Film Review by Dean Duncan Mar 28, 2015

The new cinema of permissiveness was important in all sorts of ways. There were things that needed portraying, and considering, and American commercial cinema had in many ways done too little of either. For this reason 70s cinema is often extremely rewarding. You feel the truth of certain things, and an exhilaration in the expressing thereof. With all this going on there were inevitably going to be growing pains, especially as one generation—often made up of very permissive individuals in their real-life deportment—sought to speak to and about the next one. So Madigan is an interesting, even an important curio. It’s also in quite a bit of growing pain. That’s most evident in the gender discourse. It’s basically clueless, painful on relationships, on the status and roles of both men and women. It’s also really uncertain about authority and subordination. What are they doing with this Henry Fonda character? There seems to be a critique in there (as in the still utterly shocking way that Sergio Leone used him, the very next year), but someone also appears to be awestruck unto genuflection by the guy who once played Wyatt Earp. Check out that one scene with Widmark. They don’t know what they want to say! Or they’re trying to say and affirm three contradictory things, simultaneously. It’s a failure in some ways, but this kind of failures still yields lots of insight.

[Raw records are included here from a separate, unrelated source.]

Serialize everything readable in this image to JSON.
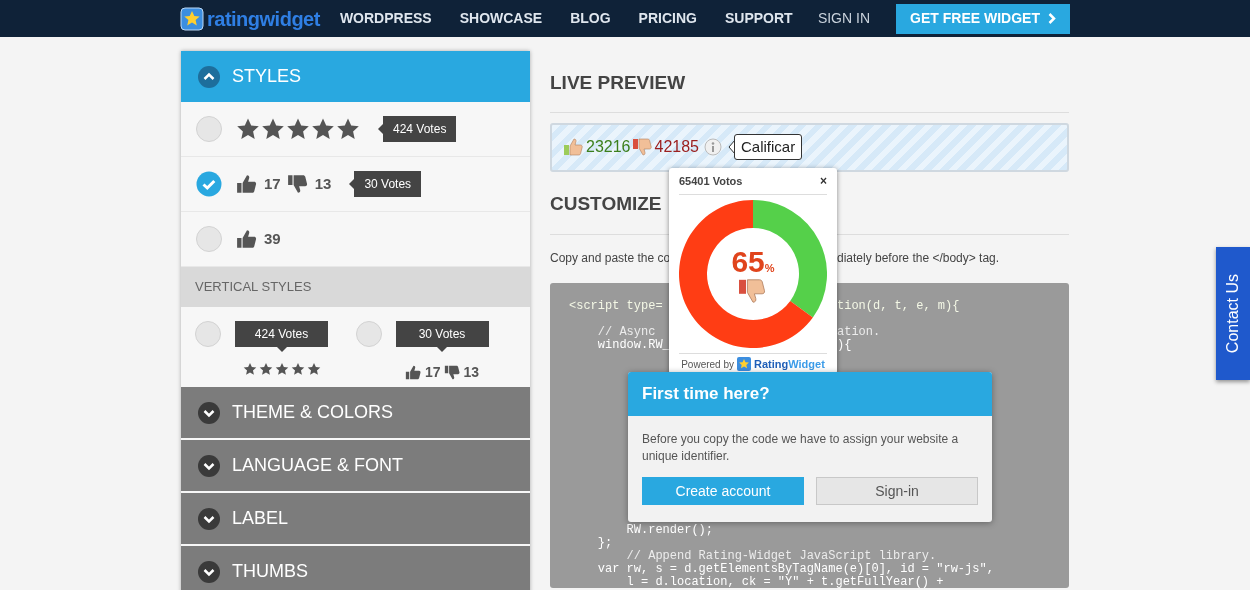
{
  "nav": {
    "logo": "ratingwidget",
    "links": [
      "WORDPRESS",
      "SHOWCASE",
      "BLOG",
      "PRICING",
      "SUPPORT"
    ],
    "sign_in": "SIGN IN",
    "cta": "GET FREE WIDGET"
  },
  "panel": {
    "sections": [
      {
        "title": "STYLES",
        "expanded": true,
        "options": [
          {
            "kind": "stars",
            "selected": false,
            "stars": 5,
            "votes": "424 Votes"
          },
          {
            "kind": "thumbs",
            "selected": true,
            "up": "17",
            "down": "13",
            "votes": "30 Votes"
          },
          {
            "kind": "like",
            "selected": false,
            "up": "39"
          }
        ],
        "vertical_heading": "VERTICAL STYLES",
        "vertical_options": [
          {
            "kind": "stars",
            "selected": false,
            "stars": 5,
            "votes": "424 Votes"
          },
          {
            "kind": "thumbs",
            "selected": false,
            "up": "17",
            "down": "13",
            "votes": "30 Votes"
          }
        ]
      },
      {
        "title": "THEME & COLORS",
        "expanded": false
      },
      {
        "title": "LANGUAGE & FONT",
        "expanded": false
      },
      {
        "title": "LABEL",
        "expanded": false
      },
      {
        "title": "THUMBS",
        "expanded": false
      }
    ]
  },
  "preview": {
    "heading": "LIVE PREVIEW",
    "up_count": "23216",
    "down_count": "42185",
    "button": "Calificar",
    "popup": {
      "title": "65401 Votos",
      "close": "×",
      "chart_data": {
        "type": "donut",
        "values": [
          35,
          65
        ]
      },
      "percent": "65",
      "percent_sign": "%",
      "powered_by": "Powered by",
      "brand_first": "Rating",
      "brand_second": "Widget"
    }
  },
  "customize": {
    "heading": "CUSTOMIZE",
    "instructions_left": "Copy and paste the co",
    "instructions_right": "diately before the </body> tag.",
    "code_blocks": [
      [
        {
          "kind": "tag",
          "left": "<script type=",
          "right": "tion(d, t, e, m){"
        }
      ],
      [
        {
          "kind": "comment",
          "left": "    // Async",
          "right": "ation."
        },
        {
          "kind": "code",
          "left": "    window.RW_",
          "right": "){"
        }
      ],
      [
        {
          "kind": "code",
          "text": "        RW.render();"
        },
        {
          "kind": "code",
          "text": "    };"
        },
        {
          "kind": "comment",
          "text": "        // Append Rating-Widget JavaScript library."
        },
        {
          "kind": "code",
          "text": "    var rw, s = d.getElementsByTagName(e)[0], id = \"rw-js\","
        },
        {
          "kind": "code",
          "text": "        l = d.location, ck = \"Y\" + t.getFullYear() +"
        }
      ]
    ]
  },
  "dialog": {
    "title": "First time here?",
    "text": "Before you copy the code we have to assign your website a unique identifier.",
    "primary": "Create account",
    "secondary": "Sign-in"
  },
  "contact_tab": "Contact Us"
}
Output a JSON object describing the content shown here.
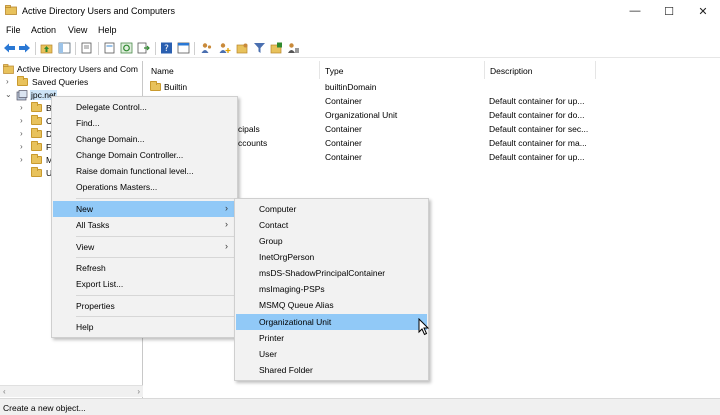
{
  "window": {
    "title": "Active Directory Users and Computers",
    "controls": {
      "minimize": "—",
      "maximize": "☐",
      "close": "✕"
    }
  },
  "menubar": {
    "items": [
      "File",
      "Action",
      "View",
      "Help"
    ]
  },
  "toolbar": {
    "buttons": [
      "back-icon",
      "forward-icon",
      "up-folder-icon",
      "console-tree-icon",
      "properties-icon",
      "export-icon",
      "refresh-icon",
      "export-list-icon",
      "help-icon",
      "console-icon",
      "users-icon",
      "add-user-icon",
      "add-group-icon",
      "filter-icon",
      "new-ou-icon",
      "delegate-icon"
    ]
  },
  "tree": {
    "items": [
      {
        "label": "Active Directory Users and Com",
        "icon": "ad-console-icon"
      },
      {
        "label": "Saved Queries",
        "icon": "folder-icon"
      },
      {
        "label": "jpc.net",
        "icon": "domain-icon"
      },
      {
        "label": "B",
        "icon": "folder-icon"
      },
      {
        "label": "C",
        "icon": "folder-icon"
      },
      {
        "label": "D",
        "icon": "folder-icon"
      },
      {
        "label": "F",
        "icon": "folder-icon"
      },
      {
        "label": "M",
        "icon": "folder-icon"
      },
      {
        "label": "U",
        "icon": "folder-icon"
      }
    ]
  },
  "list": {
    "columns": [
      "Name",
      "Type",
      "Description"
    ],
    "rows": [
      {
        "name": "Builtin",
        "type": "builtinDomain",
        "description": ""
      },
      {
        "name": "",
        "type": "Container",
        "description": "Default container for up..."
      },
      {
        "name": "",
        "type": "Organizational Unit",
        "description": "Default container for do..."
      },
      {
        "name": "cipals",
        "type": "Container",
        "description": "Default container for sec..."
      },
      {
        "name": "ccounts",
        "type": "Container",
        "description": "Default container for ma..."
      },
      {
        "name": "",
        "type": "Container",
        "description": "Default container for up..."
      }
    ]
  },
  "context_menu": {
    "items": [
      "Delegate Control...",
      "Find...",
      "Change Domain...",
      "Change Domain Controller...",
      "Raise domain functional level...",
      "Operations Masters...",
      "New",
      "All Tasks",
      "View",
      "Refresh",
      "Export List...",
      "Properties",
      "Help"
    ],
    "highlighted": "New"
  },
  "submenu": {
    "items": [
      "Computer",
      "Contact",
      "Group",
      "InetOrgPerson",
      "msDS-ShadowPrincipalContainer",
      "msImaging-PSPs",
      "MSMQ Queue Alias",
      "Organizational Unit",
      "Printer",
      "User",
      "Shared Folder"
    ],
    "highlighted": "Organizational Unit"
  },
  "status": {
    "text": "Create a new object..."
  },
  "colors": {
    "highlight": "#91c9f7",
    "selection": "#cce4f7",
    "folder": "#e8c25c"
  }
}
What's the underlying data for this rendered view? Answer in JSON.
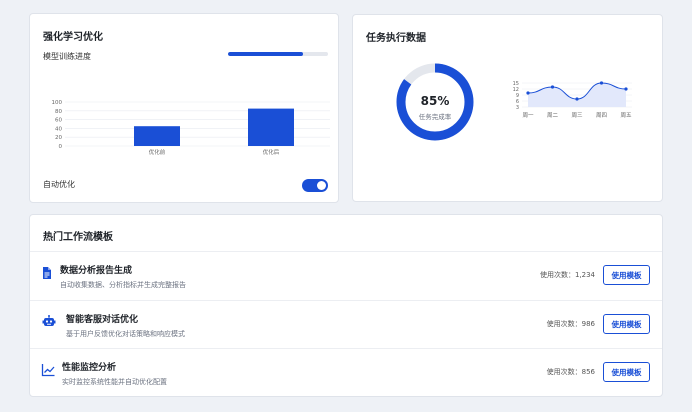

Ping, and pong. Beyond all that contextual stuff, Madigan is still a reasonable combination of police procedural/character exploration. I was happy to be reminded of Sidney Kingsley/William Wyler’s Detective Story. That generic structure is solid, but the execution is finally too messy, with too much straining and shouting. The score is almost hilariously caught between old and new. The final showdown is pretty good. Might be worth your while, all things considered.